++++ Extracted information ++++

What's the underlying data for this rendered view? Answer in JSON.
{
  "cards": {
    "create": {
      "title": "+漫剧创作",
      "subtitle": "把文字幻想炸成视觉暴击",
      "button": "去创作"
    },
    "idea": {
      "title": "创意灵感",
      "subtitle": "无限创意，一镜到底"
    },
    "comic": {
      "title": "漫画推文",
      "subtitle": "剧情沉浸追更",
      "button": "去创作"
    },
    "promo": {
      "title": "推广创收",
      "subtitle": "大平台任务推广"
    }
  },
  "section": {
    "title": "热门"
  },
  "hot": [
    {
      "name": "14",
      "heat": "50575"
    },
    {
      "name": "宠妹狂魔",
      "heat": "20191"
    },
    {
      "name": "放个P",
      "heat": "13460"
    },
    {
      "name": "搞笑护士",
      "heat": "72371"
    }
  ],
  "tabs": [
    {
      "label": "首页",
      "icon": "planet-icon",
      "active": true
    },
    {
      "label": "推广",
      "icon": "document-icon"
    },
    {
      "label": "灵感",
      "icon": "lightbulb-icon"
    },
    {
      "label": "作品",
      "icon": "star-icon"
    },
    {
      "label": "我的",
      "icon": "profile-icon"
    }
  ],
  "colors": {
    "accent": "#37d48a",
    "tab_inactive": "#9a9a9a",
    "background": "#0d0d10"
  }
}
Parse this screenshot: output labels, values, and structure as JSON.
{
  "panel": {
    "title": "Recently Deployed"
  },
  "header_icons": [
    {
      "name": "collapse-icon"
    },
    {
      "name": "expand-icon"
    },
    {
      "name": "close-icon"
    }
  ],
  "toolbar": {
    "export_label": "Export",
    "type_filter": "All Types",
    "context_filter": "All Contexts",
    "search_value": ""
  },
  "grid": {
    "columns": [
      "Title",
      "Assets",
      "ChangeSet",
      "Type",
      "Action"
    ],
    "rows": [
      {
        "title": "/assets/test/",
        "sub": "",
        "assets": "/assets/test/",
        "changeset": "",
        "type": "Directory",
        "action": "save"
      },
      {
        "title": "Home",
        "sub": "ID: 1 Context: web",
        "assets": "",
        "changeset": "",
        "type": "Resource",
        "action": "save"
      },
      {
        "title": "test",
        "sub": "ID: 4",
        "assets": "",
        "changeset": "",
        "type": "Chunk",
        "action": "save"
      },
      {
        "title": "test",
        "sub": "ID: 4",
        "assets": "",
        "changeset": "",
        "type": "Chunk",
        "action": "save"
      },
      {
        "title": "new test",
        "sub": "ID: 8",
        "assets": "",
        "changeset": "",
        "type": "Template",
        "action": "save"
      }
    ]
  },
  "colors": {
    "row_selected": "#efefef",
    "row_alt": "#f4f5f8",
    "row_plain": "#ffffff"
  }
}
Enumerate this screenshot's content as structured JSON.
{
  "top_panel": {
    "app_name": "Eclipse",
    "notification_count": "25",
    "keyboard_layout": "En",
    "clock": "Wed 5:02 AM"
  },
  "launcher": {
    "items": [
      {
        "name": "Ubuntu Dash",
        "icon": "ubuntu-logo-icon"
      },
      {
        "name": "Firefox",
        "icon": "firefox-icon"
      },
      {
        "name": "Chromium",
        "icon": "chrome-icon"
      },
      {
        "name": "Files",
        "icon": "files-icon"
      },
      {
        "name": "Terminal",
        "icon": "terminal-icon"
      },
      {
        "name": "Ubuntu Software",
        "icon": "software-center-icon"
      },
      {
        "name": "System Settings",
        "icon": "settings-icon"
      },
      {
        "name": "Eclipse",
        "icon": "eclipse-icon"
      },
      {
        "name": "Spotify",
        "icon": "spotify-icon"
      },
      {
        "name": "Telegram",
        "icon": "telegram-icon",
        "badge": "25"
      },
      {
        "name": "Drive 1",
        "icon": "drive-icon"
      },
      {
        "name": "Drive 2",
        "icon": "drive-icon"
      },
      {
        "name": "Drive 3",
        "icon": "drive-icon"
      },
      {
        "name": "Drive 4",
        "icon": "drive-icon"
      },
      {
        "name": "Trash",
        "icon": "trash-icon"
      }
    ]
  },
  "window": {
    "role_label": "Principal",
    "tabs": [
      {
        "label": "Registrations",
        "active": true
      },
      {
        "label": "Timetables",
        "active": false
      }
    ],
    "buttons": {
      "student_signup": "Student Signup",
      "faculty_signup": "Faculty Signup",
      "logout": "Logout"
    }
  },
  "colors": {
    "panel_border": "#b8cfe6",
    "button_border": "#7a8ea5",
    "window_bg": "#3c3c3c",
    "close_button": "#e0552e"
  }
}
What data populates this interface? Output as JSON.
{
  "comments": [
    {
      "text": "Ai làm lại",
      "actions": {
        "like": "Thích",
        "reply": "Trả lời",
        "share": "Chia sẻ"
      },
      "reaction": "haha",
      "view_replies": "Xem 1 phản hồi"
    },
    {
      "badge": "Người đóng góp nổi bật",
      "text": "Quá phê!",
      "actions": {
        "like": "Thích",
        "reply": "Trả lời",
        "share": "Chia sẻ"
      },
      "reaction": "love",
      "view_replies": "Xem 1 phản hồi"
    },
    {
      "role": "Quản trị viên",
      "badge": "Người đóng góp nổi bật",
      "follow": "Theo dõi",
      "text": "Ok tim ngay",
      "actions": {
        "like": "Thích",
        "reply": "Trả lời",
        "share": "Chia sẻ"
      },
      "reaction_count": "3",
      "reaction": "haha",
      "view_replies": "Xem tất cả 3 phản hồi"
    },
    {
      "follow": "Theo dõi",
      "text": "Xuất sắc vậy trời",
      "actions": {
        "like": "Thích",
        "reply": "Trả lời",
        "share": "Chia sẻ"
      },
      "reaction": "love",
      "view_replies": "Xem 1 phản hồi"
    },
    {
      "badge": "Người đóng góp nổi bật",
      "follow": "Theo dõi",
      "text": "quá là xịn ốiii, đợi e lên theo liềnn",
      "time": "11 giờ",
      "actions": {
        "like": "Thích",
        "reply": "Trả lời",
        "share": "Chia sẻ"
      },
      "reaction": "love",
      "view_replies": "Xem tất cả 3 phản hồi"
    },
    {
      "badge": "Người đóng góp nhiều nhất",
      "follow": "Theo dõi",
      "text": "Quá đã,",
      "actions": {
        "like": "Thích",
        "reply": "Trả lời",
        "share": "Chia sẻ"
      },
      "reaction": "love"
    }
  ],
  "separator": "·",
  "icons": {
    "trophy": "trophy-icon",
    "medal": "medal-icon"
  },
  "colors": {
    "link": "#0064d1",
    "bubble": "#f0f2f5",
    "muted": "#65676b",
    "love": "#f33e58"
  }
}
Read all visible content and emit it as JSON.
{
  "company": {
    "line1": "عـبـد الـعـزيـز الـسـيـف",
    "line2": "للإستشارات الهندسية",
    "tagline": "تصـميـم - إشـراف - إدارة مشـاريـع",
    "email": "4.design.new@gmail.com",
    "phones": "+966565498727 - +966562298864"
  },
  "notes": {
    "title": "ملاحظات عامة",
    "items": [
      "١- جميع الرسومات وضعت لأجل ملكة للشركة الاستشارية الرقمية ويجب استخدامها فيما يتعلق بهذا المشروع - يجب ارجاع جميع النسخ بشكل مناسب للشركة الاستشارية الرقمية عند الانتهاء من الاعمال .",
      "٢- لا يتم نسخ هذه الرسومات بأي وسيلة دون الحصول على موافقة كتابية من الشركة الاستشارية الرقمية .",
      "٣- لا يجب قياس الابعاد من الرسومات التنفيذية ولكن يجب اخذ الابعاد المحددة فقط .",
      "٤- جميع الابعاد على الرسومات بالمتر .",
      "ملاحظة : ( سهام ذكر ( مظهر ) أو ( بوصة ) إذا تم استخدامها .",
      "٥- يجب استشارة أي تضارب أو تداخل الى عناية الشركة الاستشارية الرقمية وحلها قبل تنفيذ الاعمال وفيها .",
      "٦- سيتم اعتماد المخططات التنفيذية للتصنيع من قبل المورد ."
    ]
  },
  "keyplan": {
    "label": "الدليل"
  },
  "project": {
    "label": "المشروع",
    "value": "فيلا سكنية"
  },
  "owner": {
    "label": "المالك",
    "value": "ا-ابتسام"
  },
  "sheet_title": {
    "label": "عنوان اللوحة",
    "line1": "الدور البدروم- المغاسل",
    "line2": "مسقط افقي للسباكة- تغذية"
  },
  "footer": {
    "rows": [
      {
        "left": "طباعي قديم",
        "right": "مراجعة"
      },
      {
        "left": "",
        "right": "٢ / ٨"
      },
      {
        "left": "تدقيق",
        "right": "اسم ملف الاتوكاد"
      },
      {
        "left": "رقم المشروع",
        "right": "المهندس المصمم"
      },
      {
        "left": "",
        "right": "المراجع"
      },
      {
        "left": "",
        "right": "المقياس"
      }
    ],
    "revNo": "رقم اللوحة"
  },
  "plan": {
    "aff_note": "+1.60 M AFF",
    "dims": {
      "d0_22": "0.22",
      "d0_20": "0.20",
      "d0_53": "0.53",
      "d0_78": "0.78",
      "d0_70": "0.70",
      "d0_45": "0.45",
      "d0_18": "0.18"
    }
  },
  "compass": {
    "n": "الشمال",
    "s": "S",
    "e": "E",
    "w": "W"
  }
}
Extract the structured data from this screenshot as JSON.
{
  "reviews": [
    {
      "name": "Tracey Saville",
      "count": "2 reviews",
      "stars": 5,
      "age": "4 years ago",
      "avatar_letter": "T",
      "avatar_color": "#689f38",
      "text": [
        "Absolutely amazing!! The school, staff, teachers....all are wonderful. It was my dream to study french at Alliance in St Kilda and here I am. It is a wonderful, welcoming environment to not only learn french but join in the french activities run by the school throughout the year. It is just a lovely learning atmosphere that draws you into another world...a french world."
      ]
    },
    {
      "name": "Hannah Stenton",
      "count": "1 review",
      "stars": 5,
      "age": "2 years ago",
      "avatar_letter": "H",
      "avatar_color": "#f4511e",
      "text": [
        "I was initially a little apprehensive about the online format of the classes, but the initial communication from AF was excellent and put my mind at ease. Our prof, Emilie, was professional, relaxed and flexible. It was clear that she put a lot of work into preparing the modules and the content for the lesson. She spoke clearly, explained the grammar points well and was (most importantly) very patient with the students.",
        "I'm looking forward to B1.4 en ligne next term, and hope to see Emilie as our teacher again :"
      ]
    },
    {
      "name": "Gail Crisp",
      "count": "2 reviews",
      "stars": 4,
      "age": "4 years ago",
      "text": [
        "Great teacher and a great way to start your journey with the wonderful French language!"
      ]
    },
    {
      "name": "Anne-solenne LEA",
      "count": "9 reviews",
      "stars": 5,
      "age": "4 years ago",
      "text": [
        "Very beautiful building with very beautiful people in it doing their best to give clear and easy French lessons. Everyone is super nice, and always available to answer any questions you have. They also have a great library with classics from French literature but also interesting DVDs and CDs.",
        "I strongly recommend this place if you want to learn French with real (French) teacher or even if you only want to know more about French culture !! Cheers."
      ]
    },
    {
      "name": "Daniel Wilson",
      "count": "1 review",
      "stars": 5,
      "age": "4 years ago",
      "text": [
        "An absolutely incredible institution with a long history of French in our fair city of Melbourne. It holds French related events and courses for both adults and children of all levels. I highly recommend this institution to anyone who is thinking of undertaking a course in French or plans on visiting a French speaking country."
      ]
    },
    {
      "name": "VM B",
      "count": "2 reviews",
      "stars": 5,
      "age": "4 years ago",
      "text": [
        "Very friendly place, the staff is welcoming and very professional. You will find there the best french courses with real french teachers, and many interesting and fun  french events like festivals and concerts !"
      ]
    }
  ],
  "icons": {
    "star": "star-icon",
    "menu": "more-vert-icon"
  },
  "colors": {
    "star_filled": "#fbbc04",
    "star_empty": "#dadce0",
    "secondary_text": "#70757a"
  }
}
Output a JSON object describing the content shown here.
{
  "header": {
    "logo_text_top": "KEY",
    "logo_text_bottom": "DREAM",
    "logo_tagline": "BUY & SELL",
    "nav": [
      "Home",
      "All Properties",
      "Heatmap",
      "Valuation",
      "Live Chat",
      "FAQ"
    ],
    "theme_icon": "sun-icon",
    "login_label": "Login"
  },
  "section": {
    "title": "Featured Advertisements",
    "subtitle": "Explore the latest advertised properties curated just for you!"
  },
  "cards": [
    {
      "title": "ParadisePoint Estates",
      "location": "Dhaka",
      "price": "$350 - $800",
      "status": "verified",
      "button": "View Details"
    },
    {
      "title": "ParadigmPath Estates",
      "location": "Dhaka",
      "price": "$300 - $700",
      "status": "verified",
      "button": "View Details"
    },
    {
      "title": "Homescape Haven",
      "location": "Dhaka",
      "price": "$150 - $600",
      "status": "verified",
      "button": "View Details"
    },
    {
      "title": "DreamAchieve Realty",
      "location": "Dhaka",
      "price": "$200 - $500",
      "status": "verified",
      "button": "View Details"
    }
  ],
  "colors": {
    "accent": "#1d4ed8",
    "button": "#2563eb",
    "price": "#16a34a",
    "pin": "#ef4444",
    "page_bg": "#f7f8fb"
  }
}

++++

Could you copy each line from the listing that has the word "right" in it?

        "right": "مراجعة"
        "right": "٢ / ٨"
        "right": "اسم ملف الاتوكاد"
        "right": "المهندس المصمم"
        "right": "المراجع"
        "right": "المقياس"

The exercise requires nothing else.